DATA TO PROCESS >>
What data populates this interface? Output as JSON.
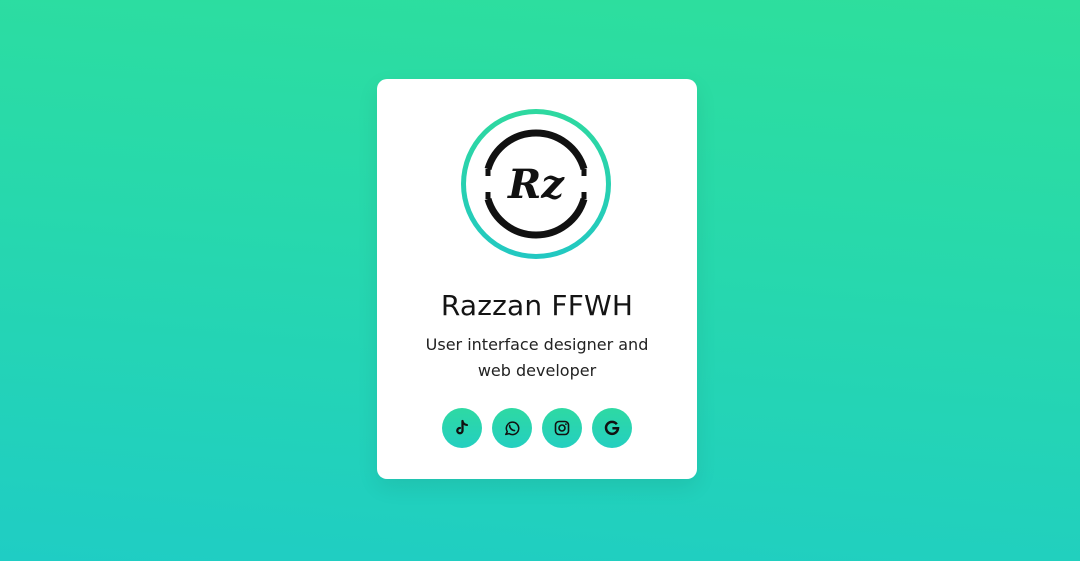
{
  "profile": {
    "logo_text": "Rz",
    "name": "Razzan FFWH",
    "role": "User interface designer and web developer"
  },
  "socials": [
    {
      "icon": "tiktok-icon"
    },
    {
      "icon": "whatsapp-icon"
    },
    {
      "icon": "instagram-icon"
    },
    {
      "icon": "google-icon"
    }
  ],
  "colors": {
    "background_top": "#2edf9c",
    "background_bottom": "#1fcdc4",
    "accent": "#27d6b0",
    "card": "#ffffff",
    "text": "#141414"
  }
}
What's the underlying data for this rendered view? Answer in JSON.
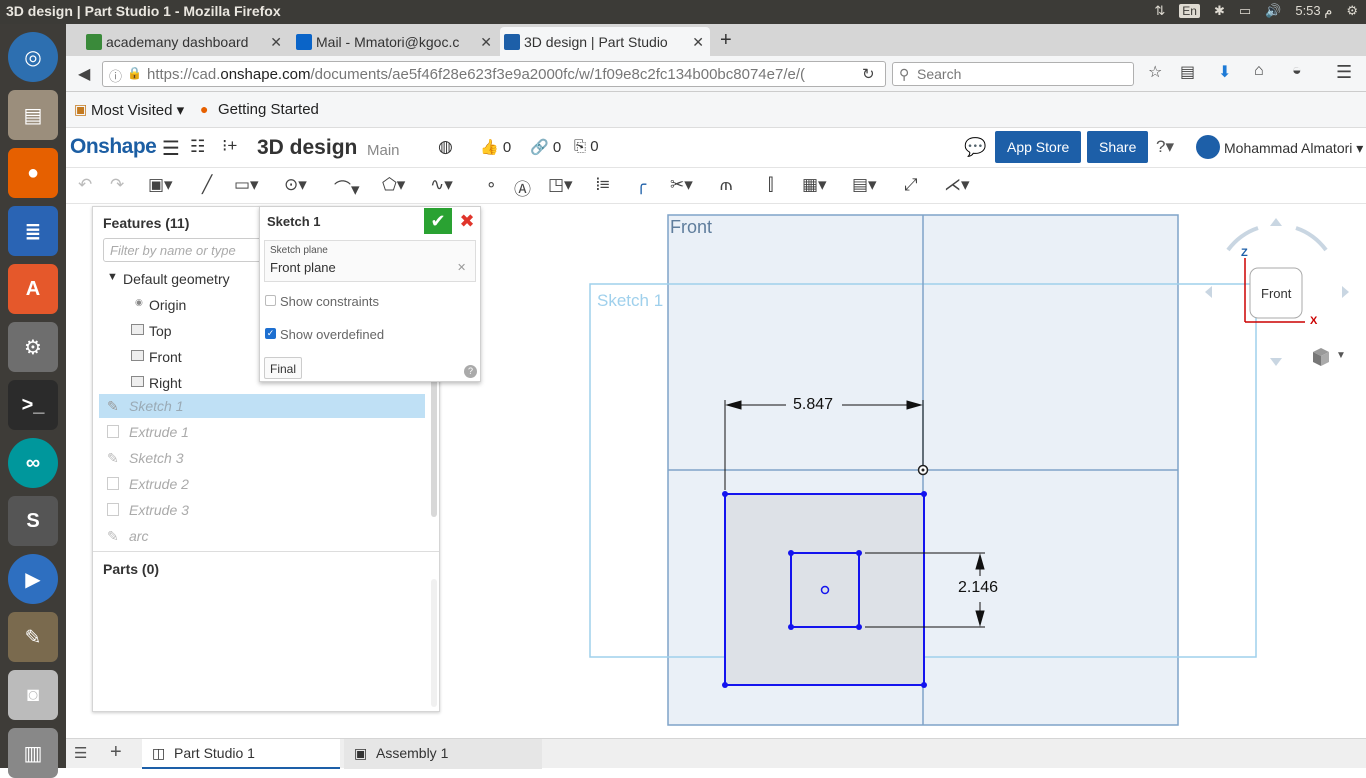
{
  "os": {
    "window_title": "3D design | Part Studio 1 - Mozilla Firefox",
    "lang": "En",
    "time": "5:53",
    "ampm": "م"
  },
  "tabs": [
    {
      "label": "academany dashboard",
      "active": false
    },
    {
      "label": "Mail - Mmatori@kgoc.c",
      "active": false
    },
    {
      "label": "3D design | Part Studio",
      "active": true
    }
  ],
  "nav": {
    "url_prefix": "https://cad.",
    "url_domain": "onshape.com",
    "url_rest": "/documents/ae5f46f28e623f3e9a2000fc/w/1f09e8c2fc134b00bc8074e7/e/(",
    "search_placeholder": "Search"
  },
  "bookmarks": {
    "most_visited": "Most Visited",
    "getting_started": "Getting Started"
  },
  "onshape": {
    "logo": "Onshape",
    "doc_title": "3D design",
    "branch": "Main",
    "likes": "0",
    "links": "0",
    "copies": "0",
    "app_store": "App Store",
    "share": "Share",
    "user": "Mohammad Almatori"
  },
  "features": {
    "header": "Features (11)",
    "filter_placeholder": "Filter by name or type",
    "default_geometry": "Default geometry",
    "items": [
      "Origin",
      "Top",
      "Front",
      "Right"
    ],
    "sketches": [
      "Sketch 1",
      "Extrude 1",
      "Sketch 3",
      "Extrude 2",
      "Extrude 3",
      "arc"
    ],
    "parts": "Parts (0)"
  },
  "sketch_panel": {
    "title": "Sketch 1",
    "plane_label": "Sketch plane",
    "plane_value": "Front plane",
    "show_constraints": "Show constraints",
    "show_overdefined": "Show overdefined",
    "final": "Final"
  },
  "viewport": {
    "plane_label": "Front",
    "sketch_label": "Sketch 1",
    "dim_horizontal": "5.847",
    "dim_vertical": "2.146",
    "view_cube": "Front",
    "axis_z": "Z",
    "axis_x": "X"
  },
  "bottom_tabs": [
    "Part Studio 1",
    "Assembly 1"
  ]
}
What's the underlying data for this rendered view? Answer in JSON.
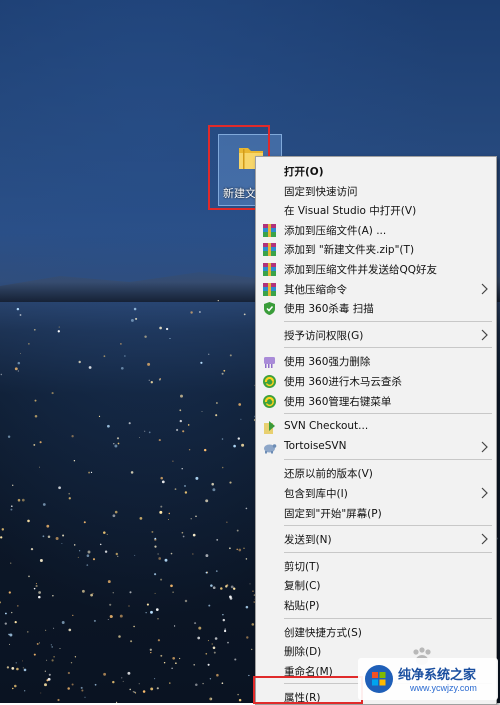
{
  "desktop": {
    "folder_label": "新建文件夹",
    "folder_icon": "folder-icon"
  },
  "context_menu": {
    "items": [
      {
        "label": "打开(O)",
        "icon": "",
        "submenu": false,
        "bold": true
      },
      {
        "label": "固定到快速访问",
        "icon": "",
        "submenu": false
      },
      {
        "label": "在 Visual Studio 中打开(V)",
        "icon": "",
        "submenu": false
      },
      {
        "label": "添加到压缩文件(A) ...",
        "icon": "winrar-icon",
        "submenu": false
      },
      {
        "label": "添加到 \"新建文件夹.zip\"(T)",
        "icon": "winrar-icon",
        "submenu": false
      },
      {
        "label": "添加到压缩文件并发送给QQ好友",
        "icon": "winrar-icon",
        "submenu": false
      },
      {
        "label": "其他压缩命令",
        "icon": "winrar-icon",
        "submenu": true
      },
      {
        "label": "使用 360杀毒 扫描",
        "icon": "360-antivirus-shield-icon",
        "submenu": false
      },
      {
        "label": "授予访问权限(G)",
        "icon": "",
        "submenu": true
      },
      {
        "label": "使用 360强力删除",
        "icon": "360-shredder-icon",
        "submenu": false
      },
      {
        "label": "使用 360进行木马云查杀",
        "icon": "360-security-icon",
        "submenu": false
      },
      {
        "label": "使用 360管理右键菜单",
        "icon": "360-security-icon",
        "submenu": false
      },
      {
        "label": "SVN Checkout...",
        "icon": "svn-checkout-icon",
        "submenu": false
      },
      {
        "label": "TortoiseSVN",
        "icon": "tortoisesvn-icon",
        "submenu": true
      },
      {
        "label": "还原以前的版本(V)",
        "icon": "",
        "submenu": false
      },
      {
        "label": "包含到库中(I)",
        "icon": "",
        "submenu": true
      },
      {
        "label": "固定到\"开始\"屏幕(P)",
        "icon": "",
        "submenu": false
      },
      {
        "label": "发送到(N)",
        "icon": "",
        "submenu": true
      },
      {
        "label": "剪切(T)",
        "icon": "",
        "submenu": false
      },
      {
        "label": "复制(C)",
        "icon": "",
        "submenu": false
      },
      {
        "label": "粘贴(P)",
        "icon": "",
        "submenu": false
      },
      {
        "label": "创建快捷方式(S)",
        "icon": "",
        "submenu": false
      },
      {
        "label": "删除(D)",
        "icon": "",
        "submenu": false
      },
      {
        "label": "重命名(M)",
        "icon": "",
        "submenu": false
      },
      {
        "label": "属性(R)",
        "icon": "",
        "submenu": false
      }
    ]
  },
  "watermark": {
    "title": "纯净系统之家",
    "url": "www.ycwjzy.com"
  },
  "colors": {
    "highlight_box": "#e02a2a",
    "menu_background": "#f2f2f2"
  }
}
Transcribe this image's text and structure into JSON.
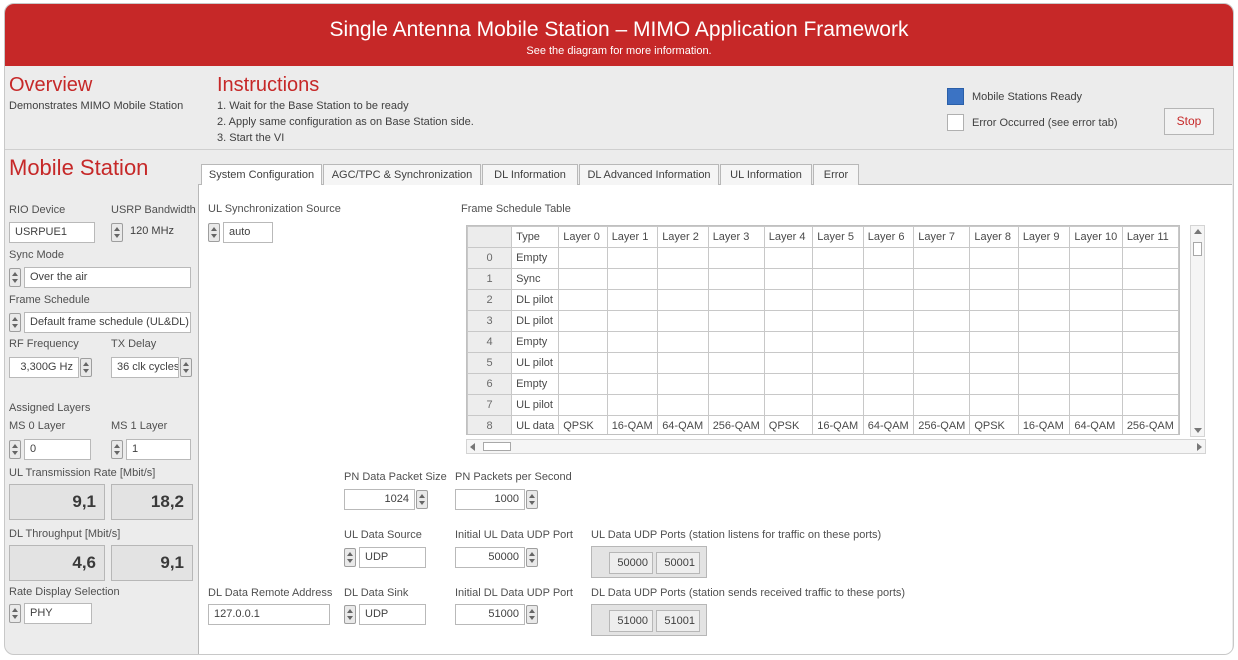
{
  "header": {
    "title": "Single Antenna Mobile Station – MIMO Application Framework",
    "subtitle": "See the diagram for more information."
  },
  "overview": {
    "heading": "Overview",
    "text": "Demonstrates MIMO Mobile Station"
  },
  "instructions": {
    "heading": "Instructions",
    "steps": [
      "1. Wait for the Base Station to be ready",
      "2. Apply same configuration as on Base Station side.",
      "3. Start the VI"
    ]
  },
  "status": {
    "ready_label": "Mobile Stations Ready",
    "ready_color": "#3b73c4",
    "error_label": "Error Occurred (see error tab)",
    "stop_label": "Stop"
  },
  "sidebar": {
    "heading": "Mobile Station",
    "rio_device_label": "RIO Device",
    "rio_device_value": "USRPUE1",
    "usrp_bandwidth_label": "USRP Bandwidth",
    "usrp_bandwidth_value": "120 MHz",
    "sync_mode_label": "Sync Mode",
    "sync_mode_value": "Over the air",
    "frame_schedule_label": "Frame Schedule",
    "frame_schedule_value": "Default frame schedule (UL&DL)",
    "rf_frequency_label": "RF Frequency",
    "rf_frequency_value": "3,300G Hz",
    "tx_delay_label": "TX Delay",
    "tx_delay_value": "36 clk cycles",
    "assigned_layers_label": "Assigned Layers",
    "ms0_layer_label": "MS 0 Layer",
    "ms0_layer_value": "0",
    "ms1_layer_label": "MS 1 Layer",
    "ms1_layer_value": "1",
    "ul_rate_label": "UL Transmission Rate [Mbit/s]",
    "ul_rate_values": [
      "9,1",
      "18,2"
    ],
    "dl_throughput_label": "DL Throughput [Mbit/s]",
    "dl_throughput_values": [
      "4,6",
      "9,1"
    ],
    "rate_display_label": "Rate Display Selection",
    "rate_display_value": "PHY"
  },
  "tabs": [
    {
      "label": "System Configuration"
    },
    {
      "label": "AGC/TPC & Synchronization"
    },
    {
      "label": "DL Information"
    },
    {
      "label": "DL Advanced Information"
    },
    {
      "label": "UL Information"
    },
    {
      "label": "Error"
    }
  ],
  "config": {
    "ul_sync_source_label": "UL Synchronization Source",
    "ul_sync_source_value": "auto",
    "frame_table_label": "Frame Schedule Table",
    "pn_packet_size_label": "PN Data Packet Size",
    "pn_packet_size_value": "1024",
    "pn_packets_label": "PN Packets per Second",
    "pn_packets_value": "1000",
    "ul_data_source_label": "UL Data Source",
    "ul_data_source_value": "UDP",
    "initial_ul_port_label": "Initial UL Data UDP Port",
    "initial_ul_port_value": "50000",
    "ul_ports_label": "UL Data UDP Ports (station listens for traffic on these ports)",
    "ul_ports": [
      "50000",
      "50001"
    ],
    "dl_remote_label": "DL Data Remote Address",
    "dl_remote_value": "127.0.0.1",
    "dl_sink_label": "DL Data Sink",
    "dl_sink_value": "UDP",
    "initial_dl_port_label": "Initial DL Data UDP Port",
    "initial_dl_port_value": "51000",
    "dl_ports_label": "DL Data UDP Ports (station sends received traffic to these ports)",
    "dl_ports": [
      "51000",
      "51001"
    ]
  },
  "frame_table": {
    "columns": [
      "Type",
      "Layer 0",
      "Layer 1",
      "Layer 2",
      "Layer 3",
      "Layer 4",
      "Layer 5",
      "Layer 6",
      "Layer 7",
      "Layer 8",
      "Layer 9",
      "Layer 10",
      "Layer 11"
    ],
    "rows": [
      {
        "index": "0",
        "cells": [
          "Empty",
          "",
          "",
          "",
          "",
          "",
          "",
          "",
          "",
          "",
          "",
          "",
          ""
        ]
      },
      {
        "index": "1",
        "cells": [
          "Sync",
          "",
          "",
          "",
          "",
          "",
          "",
          "",
          "",
          "",
          "",
          "",
          ""
        ]
      },
      {
        "index": "2",
        "cells": [
          "DL pilot",
          "",
          "",
          "",
          "",
          "",
          "",
          "",
          "",
          "",
          "",
          "",
          ""
        ]
      },
      {
        "index": "3",
        "cells": [
          "DL pilot",
          "",
          "",
          "",
          "",
          "",
          "",
          "",
          "",
          "",
          "",
          "",
          ""
        ]
      },
      {
        "index": "4",
        "cells": [
          "Empty",
          "",
          "",
          "",
          "",
          "",
          "",
          "",
          "",
          "",
          "",
          "",
          ""
        ]
      },
      {
        "index": "5",
        "cells": [
          "UL pilot",
          "",
          "",
          "",
          "",
          "",
          "",
          "",
          "",
          "",
          "",
          "",
          ""
        ]
      },
      {
        "index": "6",
        "cells": [
          "Empty",
          "",
          "",
          "",
          "",
          "",
          "",
          "",
          "",
          "",
          "",
          "",
          ""
        ]
      },
      {
        "index": "7",
        "cells": [
          "UL pilot",
          "",
          "",
          "",
          "",
          "",
          "",
          "",
          "",
          "",
          "",
          "",
          ""
        ]
      },
      {
        "index": "8",
        "cells": [
          "UL data",
          "QPSK",
          "16-QAM",
          "64-QAM",
          "256-QAM",
          "QPSK",
          "16-QAM",
          "64-QAM",
          "256-QAM",
          "QPSK",
          "16-QAM",
          "64-QAM",
          "256-QAM"
        ]
      }
    ]
  }
}
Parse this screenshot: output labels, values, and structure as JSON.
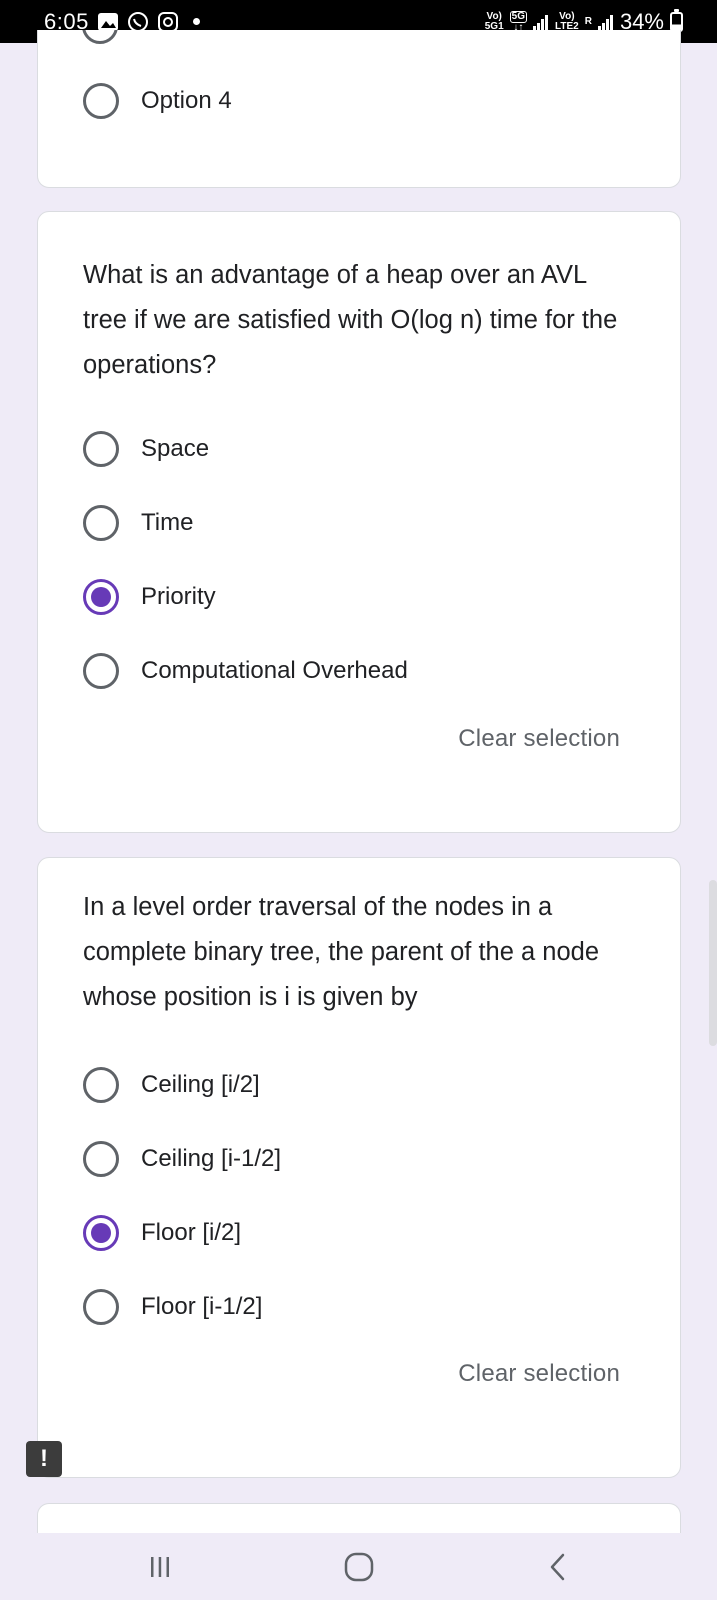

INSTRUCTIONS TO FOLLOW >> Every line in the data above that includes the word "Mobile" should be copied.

SOLVED EXERCISE >>
    "title": "Single Antenna Mobile Station – MIMO Application Framework",
    "text": "Demonstrates MIMO Mobile Station"
    "ready_label": "Mobile Stations Ready",
    "heading": "Mobile Station",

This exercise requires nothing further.